Directions - Could you reproduce all the entries under this sentence exactly, leaving the images aside?

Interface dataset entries
+ + + +

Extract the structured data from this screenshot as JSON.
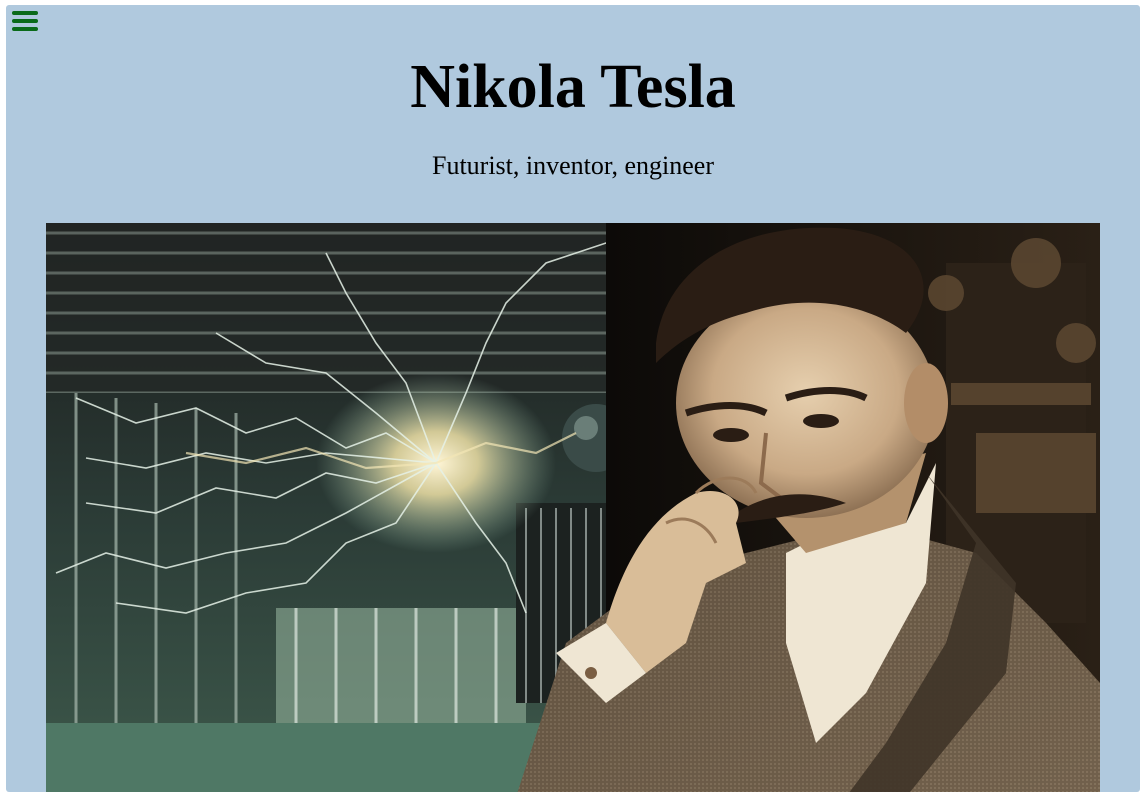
{
  "header": {
    "title": "Nikola Tesla",
    "subtitle": "Futurist, inventor, engineer"
  },
  "menu": {
    "icon": "hamburger-icon",
    "color": "#0a6a1a"
  },
  "hero_image": {
    "alt": "Nikola Tesla"
  },
  "colors": {
    "page_background": "#b0c9de",
    "text": "#000000"
  }
}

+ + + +

Answer for this exercise -
Extract the structured data from this screenshot as JSON.
{
  "header": {
    "title": "Nikola Tesla",
    "subtitle": "Futurist, inventor, engineer"
  },
  "menu": {
    "icon": "hamburger-icon",
    "color": "#0a6a1a"
  },
  "hero_image": {
    "alt": "Nikola Tesla"
  },
  "colors": {
    "page_background": "#b0c9de",
    "text": "#000000"
  }
}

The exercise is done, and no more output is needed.